Company’s position, which is quite understandable, is that given the mix of routine mechanical and electrical inspection functions, it would be more efficient to allow the machinist to perform minor electrical inspection tasks, while the electrician is likewise allowed to perform minor mechanical inspection functions. In that way, the movement of the two tradespersons through the various parts of the locomotive could be minimized, with certain gains in efficiency and productivity. The question before the arbitrator, however, is whether the collective agreement allows the Company to implement those efficiencies in the circumstances at hand, by the application of the Incidental Work Rule.

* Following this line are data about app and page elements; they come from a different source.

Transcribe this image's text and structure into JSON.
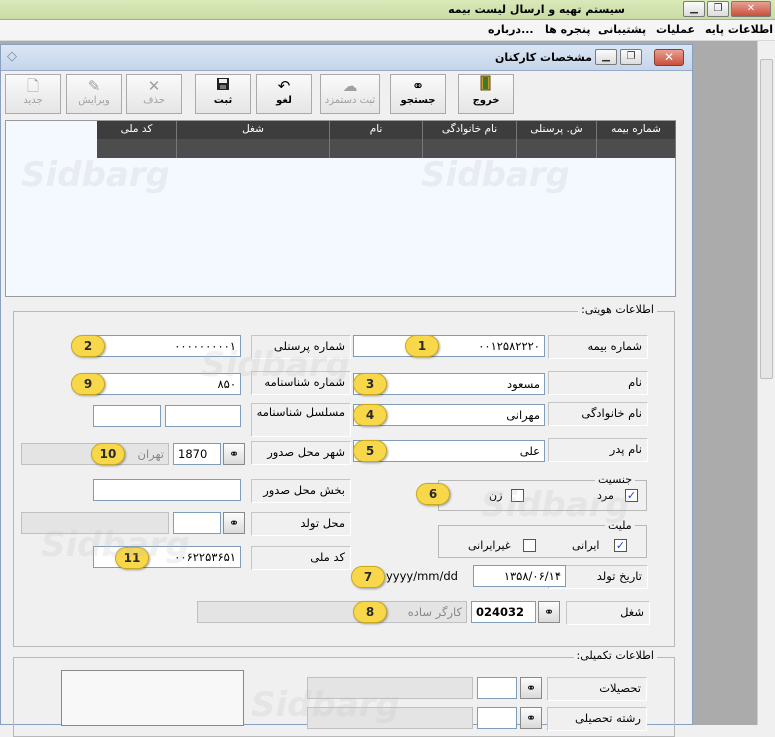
{
  "app": {
    "title": "سیستم تهیه و ارسال لیست بیمه",
    "window_controls": {
      "minimize": "▁",
      "restore": "❐",
      "close": "✕"
    }
  },
  "menu": {
    "items": [
      "اطلاعات پایه",
      "عملیات",
      "پشتیبانی",
      "پنجره ها",
      "درباره..."
    ]
  },
  "form": {
    "title": "مشخصات کارکنان",
    "controls": {
      "minimize": "▁",
      "restore": "❐",
      "close": "✕"
    }
  },
  "toolbar": {
    "exit": {
      "label": "خروج",
      "icon": "exit-door-icon"
    },
    "search": {
      "label": "جستجو",
      "icon": "binoculars-icon"
    },
    "temp_save": {
      "label": "ثبت دستمزد",
      "icon": "cloud-icon"
    },
    "undo": {
      "label": "لغو",
      "icon": "undo-icon"
    },
    "save": {
      "label": "ثبت",
      "icon": "floppy-disk-icon"
    },
    "delete": {
      "label": "حذف",
      "icon": "x-icon"
    },
    "edit": {
      "label": "ویرایش",
      "icon": "edit-icon"
    },
    "new": {
      "label": "جدید",
      "icon": "new-document-icon"
    }
  },
  "grid": {
    "columns": [
      "شماره بیمه",
      "ش. پرسنلی",
      "نام خانوادگی",
      "نام",
      "شغل",
      "کد ملی"
    ]
  },
  "identity": {
    "legend": "اطلاعات هویتی:",
    "insurance_no": {
      "label": "شماره بیمه",
      "value": "۰۰۱۲۵۸۲۲۲۰",
      "badge": "1"
    },
    "personnel_no": {
      "label": "شماره پرسنلی",
      "value": "۰۰۰۰۰۰۰۰۰۱",
      "badge": "2"
    },
    "first_name": {
      "label": "نام",
      "value": "مسعود",
      "badge": "3"
    },
    "birth_cert_no": {
      "label": "شماره شناسنامه",
      "value": "۸۵۰",
      "badge": "9"
    },
    "last_name": {
      "label": "نام خانوادگی",
      "value": "مهرانی",
      "badge": "4"
    },
    "cert_serial": {
      "label": "مسلسل شناسنامه"
    },
    "father_name": {
      "label": "نام پدر",
      "value": "علی",
      "badge": "5"
    },
    "issue_city": {
      "label": "شهر محل صدور",
      "code": "1870",
      "name": "تهران",
      "badge": "10"
    },
    "gender": {
      "legend": "جنسیت",
      "male": "مرد",
      "female": "زن",
      "male_checked": true,
      "female_checked": false,
      "badge": "6"
    },
    "issue_district": {
      "label": "بخش محل صدور"
    },
    "birth_place": {
      "label": "محل تولد"
    },
    "nationality": {
      "legend": "ملیت",
      "iranian": "ایرانی",
      "non_iranian": "غیرایرانی",
      "iranian_checked": true,
      "non_iranian_checked": false
    },
    "national_code": {
      "label": "کد ملی",
      "value": "۰۰۶۲۲۵۳۶۵۱",
      "badge": "11"
    },
    "birth_date": {
      "label": "تاریخ تولد",
      "value": "۱۳۵۸/۰۶/۱۴",
      "format_hint": "yyyy/mm/dd",
      "badge": "7"
    },
    "job": {
      "label": "شغل",
      "code": "024032",
      "name": "کارگر ساده",
      "badge": "8"
    }
  },
  "extra": {
    "legend": "اطلاعات تکمیلی:",
    "education": {
      "label": "تحصیلات"
    },
    "field_of_study": {
      "label": "رشته تحصیلی"
    }
  },
  "watermark": "Sidbarg"
}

As noted by arbitrator Munroe, quite properly I think, the general rule within the collective agreements governing the work in question is that mechanical work is work to be performed by machinists while electrical work is to be performed by electricians. The Incidental Work Rule is an exception to the general rule, and it is incumbent upon the Company to establish that the conditions precedent to its application are made out.

This is not a case where the Company seeks relief by allowing a dominant craftsperson the latitude to perform minor incidental tasks which would otherwise have to be performed by the craft which is secondary to the work being performed. The task of inspecting and servicing locomotives is shared equally by machinists and electricians. What the Company seeks to do is to invoke the incidental work rule to effectively allow two tradespersons of equal importance to the operation to perform each other’s craft functions, or parts of them, so as to maximize efficiency. The arbitrator can understand how work swapping of that kind might be desirable, to the extent that it would improve productivity and simplify operations. However, I can find no basis in the collective agreement, and in particular in the Incidental Work Rule, which would allow it. In my view, in keeping with the principles enunciated by arbitrator Munroe, which I accept as properly stated, the work which is the subject of this dispute is not an "integrated work assignment" within the contemplation of the Incidental Work Rule. Rather, it is a mix of separate assignments which are essentially unrelated, save that they are part and parcel of a locomotive inspection. I must accept the submission of the Union that neither of the crafts, be it the machinist or the electrician, can fairly be described as performing dominant or incidental work in relation to an integrated assignment. The misconception which underlies the position of the Company is that the term "incidental" is made to equate with the term "minor". It argues that because such tasks as inspecting windows and windshield wipers, performed by the machinist, are minor in nature, they are incidental tasks which could be assigned to the electrician. That approach departs from the concept of incidental work which underlies the Incidental Work Rule. As noted above, the Rule is addressed to work which is incidental to an integrated task, for example, the connecting and disconnecting of electrical wires as a necessary step in the performance of a mechanical repair normally performed by a machinist. The application of the Rule suggested by the Company is far broader than originally intended, whether by arbitrator Larson or by the parties themselves, and would be tantamount to allowing the Company to swap minor functions as among different trades where the work assignments being performed are not truly integrated. The Company’s proposal is beyond the scope and intention of the Incidental Work Rule.

For the foregoing reasons the arbitrator finds and declares that the proposal of the Company (Proposals 13 & 14) in respect of the inspection and testing of locomotive consists is not properly the subject of the Incidental Work Rule, and the reassignment of tasks which the employer seeks is not appropriate pursuant to paragraph 5 of the Rule. This conclusion does not, of course, prevent the negotiation of any particular terms and exceptions mutually acceptable to the parties themselves.

DATED at Toronto this 27th day of September, 1994.